5. Max (“Territorio de Zaguates”)
Max is, like most of the dogs in the “Territorio de Zaguates” episode, is a stray now living on a Costa Rica animal sanctuary. He’s also a stray with such a fierce loyalty streak that he turns Jonny, the head farmhand at Territorio de Zaguates, from dog ambivalent into dog lover. Max is such a solid exemplar of the canine species that he even attacks a tapir to protect his fellow dogs. Know what I would do if I saw a tapir in person? First, I’d Google it because I’d have no idea what it was — note: it’s this and I have no interest in ever meeting one — and then I’d run like the heels of my shoes were on fire. Not Max. Because Max is a hero.
4. Justin Timberlake (“Second Chances”)
This is Justin Timberlake. He’s four months old. He was picked up for rescue after a car hit him, breaking his leg and fracturing his pelvis. And every time he looks into the camera, I can swear I hear “In the Arms of the Angel” by Sarah McLachlan. May you find some comfort, sweet, sweet JT.
3. Zeus (“Bravo, Zeus”)
Zeus is a stunning Siberian husky, which makes the fact that he’s stuck in war-torn Syria all the more tragic. As you watch the episode focused on him, you get the sense that he’s like the dog version of The Matrix’s Neo: He’s a Chosen One. He was put on Earth to play with Syrian children; sing for his owner, Ayham, over Skype; and eventually escape to become Ayham’s companion once again. Bravo indeed.
2. Rory (“The Kid With the Dog”)
I like cats. I swear that I do. But can you imagine such a thing as a medical service cat? As soon as you had a heart attack, the cat would be like, Ugh, do you have to do this right now? I’m really busy licking my right paw. Dogs, though, are remarkable service animals.
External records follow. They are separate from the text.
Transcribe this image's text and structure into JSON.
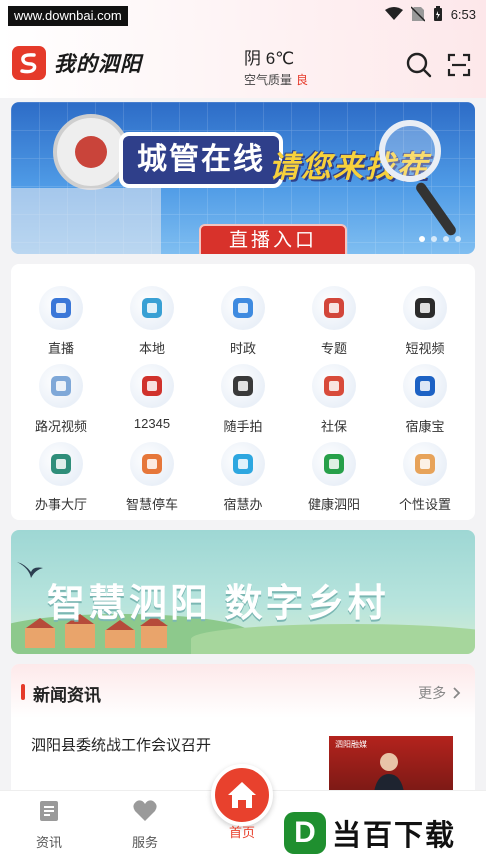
{
  "status_bar": {
    "watermark_url": "www.downbai.com",
    "time": "6:53"
  },
  "header": {
    "app_name": "我的泗阳",
    "weather_temp": "阴 6℃",
    "air_quality_label": "空气质量",
    "air_quality_value": "良"
  },
  "banner": {
    "title": "城管在线",
    "subtitle": "请您来找茬",
    "button_label": "直播入口"
  },
  "grid": [
    {
      "label": "直播",
      "icon": "live-icon",
      "color": "#3a77d8"
    },
    {
      "label": "本地",
      "icon": "local-icon",
      "color": "#39a0d4"
    },
    {
      "label": "时政",
      "icon": "politics-icon",
      "color": "#3f8be0"
    },
    {
      "label": "专题",
      "icon": "topic-icon",
      "color": "#d2463a"
    },
    {
      "label": "短视频",
      "icon": "clapperboard-icon",
      "color": "#2b2b2b"
    },
    {
      "label": "路况视频",
      "icon": "traffic-map-icon",
      "color": "#7fa8d8"
    },
    {
      "label": "12345",
      "icon": "hotline-12345-icon",
      "color": "#d0322c"
    },
    {
      "label": "随手拍",
      "icon": "camera-icon",
      "color": "#3a3a3a"
    },
    {
      "label": "社保",
      "icon": "social-security-card-icon",
      "color": "#d84b3a"
    },
    {
      "label": "宿康宝",
      "icon": "shield-health-icon",
      "color": "#1d62c4"
    },
    {
      "label": "办事大厅",
      "icon": "service-hall-icon",
      "color": "#2f8e7a"
    },
    {
      "label": "智慧停车",
      "icon": "smart-parking-icon",
      "color": "#e6773a"
    },
    {
      "label": "宿慧办",
      "icon": "suhuiban-logo-icon",
      "color": "#2ea7e0"
    },
    {
      "label": "健康泗阳",
      "icon": "health-cross-icon",
      "color": "#27a04a"
    },
    {
      "label": "个性设置",
      "icon": "settings-clover-icon",
      "color": "#e7a35a"
    }
  ],
  "village_banner": {
    "title": "智慧泗阳 数字乡村"
  },
  "news": {
    "section_title": "新闻资讯",
    "more_label": "更多",
    "items": [
      {
        "title": "泗阳县委统战工作会议召开",
        "thumb_caption": "泗阳融媒"
      }
    ]
  },
  "bottom_nav": {
    "tabs": [
      {
        "label": "资讯",
        "icon": "news-doc-icon"
      },
      {
        "label": "服务",
        "icon": "heart-icon"
      },
      {
        "label": "首页",
        "icon": "home-icon"
      }
    ]
  },
  "corner_watermark": {
    "badge": "D",
    "text": "当百下载"
  },
  "colors": {
    "accent": "#e8412d",
    "banner_blue": "#2d6cc7"
  }
}
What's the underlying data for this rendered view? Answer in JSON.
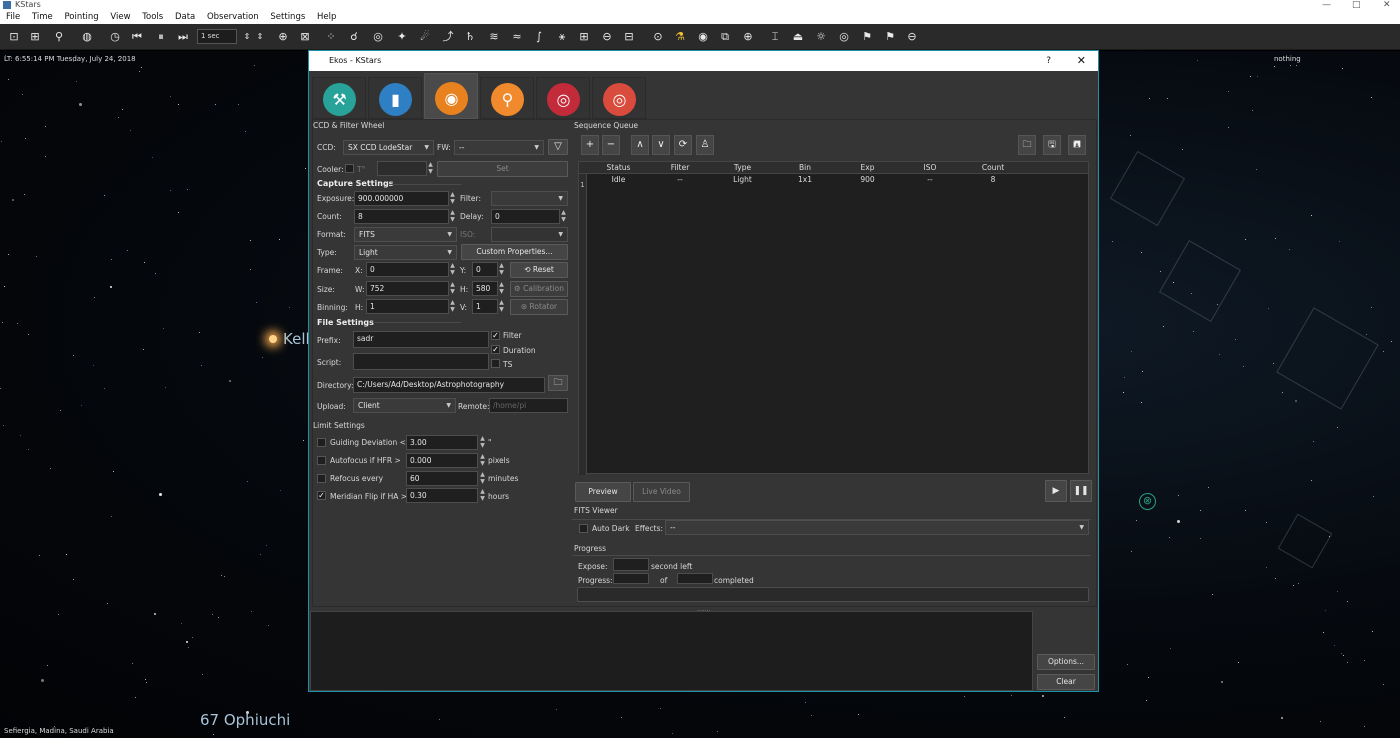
{
  "window": {
    "title": "KStars"
  },
  "menu": [
    "File",
    "Time",
    "Pointing",
    "View",
    "Tools",
    "Data",
    "Observation",
    "Settings",
    "Help"
  ],
  "toolbar": {
    "time_step": "1 sec",
    "icons": [
      "zoom-fit-icon",
      "zoom-box-icon",
      "search-icon",
      "globe-icon",
      "clock-icon",
      "skip-back-icon",
      "pause-icon",
      "step-forward-icon",
      "center-crosshair-icon",
      "fov-icon",
      "stars-icon",
      "constellation-icon",
      "galaxy-icon",
      "crosshair-star-icon",
      "comet-icon",
      "asteroid-icon",
      "planet-icon",
      "milky-way-icon",
      "equator-icon",
      "ecliptic-icon",
      "horizon-icon",
      "grid-icon",
      "ground-icon",
      "flags-icon",
      "ekos-icon",
      "telescope-icon",
      "camera-icon",
      "capture-icon",
      "mount-target-icon",
      "focus-icon",
      "lock-icon",
      "sun-icon",
      "target-icon",
      "flag-icon",
      "flag-2-icon",
      "minus-circle-icon"
    ]
  },
  "sky": {
    "lt_time": "LT: 6:55:14 PM  Tuesday, July 24, 2018",
    "object_under_cursor": "nothing",
    "location": "Sefiergia, Madina, Saudi Arabia",
    "label_kell": "Kell",
    "label_oph": "67  Ophiuchi"
  },
  "ekos": {
    "title": "Ekos - KStars",
    "help_label": "?",
    "close_label": "✕",
    "modules": [
      {
        "name": "setup",
        "icon": "wrench-icon",
        "color": "#27a39a",
        "glyph": "⚒"
      },
      {
        "name": "mount",
        "icon": "telescope-mount-icon",
        "color": "#2f7fc4",
        "glyph": "▮"
      },
      {
        "name": "capture",
        "icon": "camera-icon",
        "color": "#e8821e",
        "glyph": "◉"
      },
      {
        "name": "focus",
        "icon": "magnifier-icon",
        "color": "#f08a2c",
        "glyph": "⚲"
      },
      {
        "name": "align",
        "icon": "target-icon",
        "color": "#c42b3a",
        "glyph": "◎"
      },
      {
        "name": "guide",
        "icon": "guide-target-icon",
        "color": "#d94b3c",
        "glyph": "◎"
      }
    ],
    "ccd_group": "CCD & Filter Wheel",
    "ccd_label": "CCD:",
    "ccd_value": "SX CCD LodeStar",
    "fw_label": "FW:",
    "fw_value": "--",
    "cooler_label": "Cooler:",
    "cooler_unit": "T°",
    "set_label": "Set",
    "capture_settings": "Capture Settings",
    "exposure_label": "Exposure:",
    "exposure_value": "900.000000",
    "filter_label": "Filter:",
    "count_label": "Count:",
    "count_value": "8",
    "delay_label": "Delay:",
    "delay_value": "0",
    "format_label": "Format:",
    "format_value": "FITS",
    "iso_label": "ISO:",
    "type_label": "Type:",
    "type_value": "Light",
    "custom_props": "Custom Properties...",
    "frame_label": "Frame:",
    "x_label": "X:",
    "x_value": "0",
    "y_label": "Y:",
    "y_value": "0",
    "reset_label": "Reset",
    "size_label": "Size:",
    "w_label": "W:",
    "w_value": "752",
    "h_label": "H:",
    "h_value": "580",
    "calibration_label": "Calibration",
    "binning_label": "Binning:",
    "hb_label": "H:",
    "hb_value": "1",
    "vb_label": "V:",
    "vb_value": "1",
    "rotator_label": "Rotator",
    "file_settings": "File Settings",
    "prefix_label": "Prefix:",
    "prefix_value": "sadr",
    "filter_chk": "Filter",
    "duration_chk": "Duration",
    "ts_chk": "TS",
    "script_label": "Script:",
    "script_value": "",
    "directory_label": "Directory:",
    "directory_value": "C:/Users/Ad/Desktop/Astrophotography",
    "upload_label": "Upload:",
    "upload_value": "Client",
    "remote_label": "Remote:",
    "remote_placeholder": "/home/pi",
    "limit_settings": "Limit Settings",
    "limits": [
      {
        "label": "Guiding Deviation <",
        "value": "3.00",
        "unit": "\"",
        "checked": false
      },
      {
        "label": "Autofocus if HFR >",
        "value": "0.000",
        "unit": "pixels",
        "checked": false
      },
      {
        "label": "Refocus every",
        "value": "60",
        "unit": "minutes",
        "checked": false
      },
      {
        "label": "Meridian Flip if HA >",
        "value": "0.30",
        "unit": "hours",
        "checked": true
      }
    ],
    "sequence_queue": "Sequence Queue",
    "seq_buttons": [
      "+",
      "−",
      "∧",
      "∨",
      "⟳",
      "♙"
    ],
    "seq_columns": [
      "Status",
      "Filter",
      "Type",
      "Bin",
      "Exp",
      "ISO",
      "Count"
    ],
    "seq_rows": [
      {
        "num": "1",
        "status": "Idle",
        "filter": "--",
        "type": "Light",
        "bin": "1x1",
        "exp": "900",
        "iso": "--",
        "count": "8"
      }
    ],
    "preview_label": "Preview",
    "live_video_label": "Live Video",
    "fits_viewer": "FITS Viewer",
    "auto_dark": "Auto Dark",
    "effects_label": "Effects:",
    "effects_value": "--",
    "progress_title": "Progress",
    "expose_label": "Expose:",
    "second_left": "second left",
    "progress_label": "Progress:",
    "of_label": "of",
    "completed_label": "completed",
    "options_label": "Options...",
    "clear_label": "Clear"
  }
}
That includes Rory, who becomes the new BFF of Corinne, a sixth-grader with epilepsy. It’s amazing to see how quickly Rory goes into savior mode and barks when Corinne merely pretends to have a seizure. But what makes Rory even more special is that she’s also an instant comfort, quiet literally providing Corinne with a furry shoulder (or head, or belly) to lean on when she’s had a rough day.
1. Ice (“Ice on the Water”)
As I said earlier, this is a subjective list. But subjectively, Ice is the best dog in Dogs because he typifies the quality most valued in a dog: He is loyal. Every morning, he gets up to go fishing with his owner, Alessandro. He pays regular visits to his neighbors in his Italian village. He has resting steadfast face, so there’s never a moment in this episode when he doesn’t look noble, like a dog who is taking his dog responsibilities very seriously. I mean, look at him in the above photo: He sits at the kitchen table with his family like he owns the place, just paid the mortgage bill, and has some thoughts about how to redesign the living room to achieve more of a feng shui vibe.
Ice isn’t just a dog. As Alessandro says, he’s the heartbeat of the family. He’s also Alessandro’s rock, and he carries that title with so much dignity that you want to hug him, bow down to him, and salute him all at the same time.